Osman Hill's mangabey occurs in low to medium altitude tropical rainforest where it is highly arboreal and can be seen in the canopy and emergent layers. It is rarely observed on the ground or in secondary or savanna habitats. The highest densities are found in swamp forest and flooded forest.[5]

Habits[edit]

This species and its close relatives have cheek pouches which they can use to store food to be eaten or processed later. The males have inflatable throat pouches which they use as resonators to amplify their loud low pitched calls which can be heard over a kilometre away from the calling male. They have powerful jaws, hands and arms which makes it possible for them to extract seeds from harder fruits, e.g. those of Monodora myristica than similarly sized monkeys. They are omnivorous, although fruit is the most important part of their diet, and they may locate fruiting trees by following the calls of frugivorous birds such as hornbills. Important fruit tree species for Odsman Hill's mangabey include Erythrophleum suaveolens and Enantia chlorantha. They also spend a lot of time splitting dead wood, excavating bark and searching through liana tangles and epiphyte masses searching for invertrebrates.[5]

Osman Hill's mangabey is a social species living in groups of 10-20 individuals which consist of a few males, several females and their dependent young. These groups often associate with groups of other monkey species, and even occasionally with troops of chimpanzees. Contact calls are grunts, alarm calls are staccato barks and the males make a loud "whoop gobble" to co-ordinate the group and to set spaces between different groups. This call can be made by females but very infrequently. The groups are fluid and will mix but this can lead to increased aggression among the adults, although the young will play. Females in oestrus may attract additional males.
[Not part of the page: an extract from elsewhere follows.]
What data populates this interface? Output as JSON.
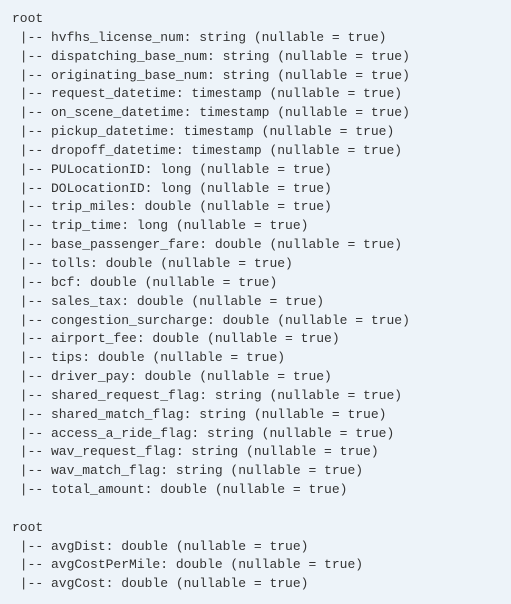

The dominant male usually guards receptive females but she will try and mate with other males when she can.[5]

Taxonomy[edit]

Osman Hill's mangabey used to be considered a subspecies of the grey-cheeked mangabey, L. albigena.[1]
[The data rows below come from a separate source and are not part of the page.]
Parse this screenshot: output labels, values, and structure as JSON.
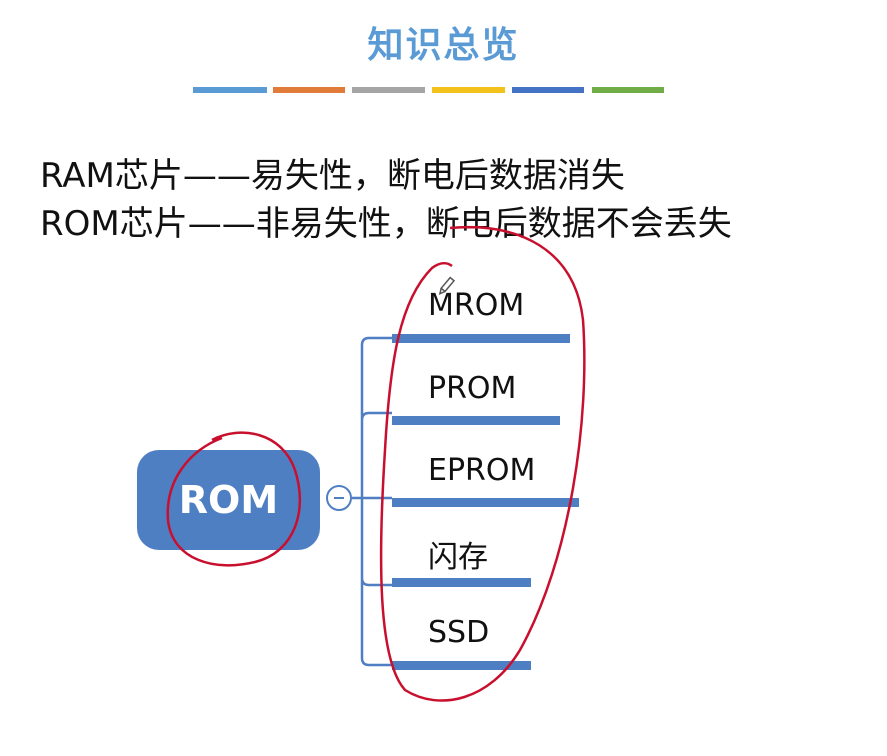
{
  "title": "知识总览",
  "colors": {
    "title": "#5b9bd5",
    "node": "#4f7fc3",
    "annotation": "#c8102e",
    "bars": [
      "#5b9bd5",
      "#e07b39",
      "#a5a5a5",
      "#f3c11b",
      "#4472c4",
      "#70ad47"
    ]
  },
  "lines": [
    "RAM芯片——易失性，断电后数据消失",
    "ROM芯片——非易失性，断电后数据不会丢失"
  ],
  "mindmap": {
    "root": "ROM",
    "collapse_icon": "minus-circle-icon",
    "branches": [
      "MROM",
      "PROM",
      "EPROM",
      "闪存",
      "SSD"
    ]
  },
  "annotation_icon": "pencil-icon"
}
Etymology[edit]

Osman Hill's mangabey was named after William Charles Osman Hill, a primatologist, anthropologist, and anatomist from the 20th century.[6]

References[edit]
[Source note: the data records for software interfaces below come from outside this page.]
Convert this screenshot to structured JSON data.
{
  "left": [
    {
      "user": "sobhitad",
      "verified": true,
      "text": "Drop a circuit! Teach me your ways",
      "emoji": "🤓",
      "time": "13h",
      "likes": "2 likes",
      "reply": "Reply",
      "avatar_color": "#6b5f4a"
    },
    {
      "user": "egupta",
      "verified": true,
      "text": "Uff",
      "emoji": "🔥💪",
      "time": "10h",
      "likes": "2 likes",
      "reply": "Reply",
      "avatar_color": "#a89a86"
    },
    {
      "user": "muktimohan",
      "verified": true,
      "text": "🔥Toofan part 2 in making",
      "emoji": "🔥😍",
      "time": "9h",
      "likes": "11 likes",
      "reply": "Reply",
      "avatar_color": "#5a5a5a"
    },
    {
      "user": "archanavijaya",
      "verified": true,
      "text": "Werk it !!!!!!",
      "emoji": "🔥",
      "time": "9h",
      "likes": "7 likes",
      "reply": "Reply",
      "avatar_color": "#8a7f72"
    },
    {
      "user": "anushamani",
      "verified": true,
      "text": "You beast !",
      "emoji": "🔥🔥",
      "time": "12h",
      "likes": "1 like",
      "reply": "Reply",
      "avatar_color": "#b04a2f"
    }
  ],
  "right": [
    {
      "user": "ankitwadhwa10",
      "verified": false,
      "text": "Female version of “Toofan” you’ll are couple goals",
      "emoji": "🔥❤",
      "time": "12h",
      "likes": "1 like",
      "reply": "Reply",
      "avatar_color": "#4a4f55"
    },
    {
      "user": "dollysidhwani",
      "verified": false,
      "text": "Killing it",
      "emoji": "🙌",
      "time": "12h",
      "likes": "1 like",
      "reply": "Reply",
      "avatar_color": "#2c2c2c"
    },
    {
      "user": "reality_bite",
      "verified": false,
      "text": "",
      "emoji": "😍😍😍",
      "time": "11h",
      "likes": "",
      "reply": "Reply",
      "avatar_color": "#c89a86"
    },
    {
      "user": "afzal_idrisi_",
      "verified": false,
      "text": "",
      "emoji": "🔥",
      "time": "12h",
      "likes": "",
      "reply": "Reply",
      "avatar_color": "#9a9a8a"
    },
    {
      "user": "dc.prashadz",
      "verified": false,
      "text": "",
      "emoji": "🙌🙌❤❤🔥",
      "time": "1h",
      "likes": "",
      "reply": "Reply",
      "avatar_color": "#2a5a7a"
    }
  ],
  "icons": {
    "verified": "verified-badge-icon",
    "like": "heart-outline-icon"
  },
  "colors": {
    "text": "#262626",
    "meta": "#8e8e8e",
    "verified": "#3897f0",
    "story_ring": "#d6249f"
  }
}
  1. ^ a b Groves, C.P. (2005). Wilson, D.E.; Reeder, D.M., eds. Mammal Species of the World: A Taxonomic and Geographic Reference (3rd ed.). Baltimore: Johns Hopkins University Press. p. 160. ISBN 0-801-88221-4. OCLC 62265494. 
  2. ^ "Lophocebus albigena". The IUCN Red List of Threatened Species. International Union for Conservation of Nature and Natural Resources. Retrieved 23 November 2016. 
  3. ^ "Lophocebus osmani, Groves 1978". Integrated Taxonomic Information System (ITIS) (http://www.itis.gov). Retrieved 23 November 2016. 
  4. ^ Karen B. Strier (25 August 2016). Primate Behavioral Ecology. Taylor & Francis. pp. 578–. ISBN 978-1-317-32710-3. 
  5. ^ a b c d e Jonathan Kingdon; David Happold; Thomas Butynski; Michael Hoffmann; Meredith Happold; Jan Kalina (2013). Mammals of Africa Volumes 1-6. A&C Black. pp. 206–208. ISBN 1408189968. 
  6. ^ Beolens, Bo; Watkins, Michael; Grayson, Michael (2009). The Eponym Dictionary of Mammals. The Johns Hopkins University Press. pp. 301–302. ISBN 978-0-8018-9304-9.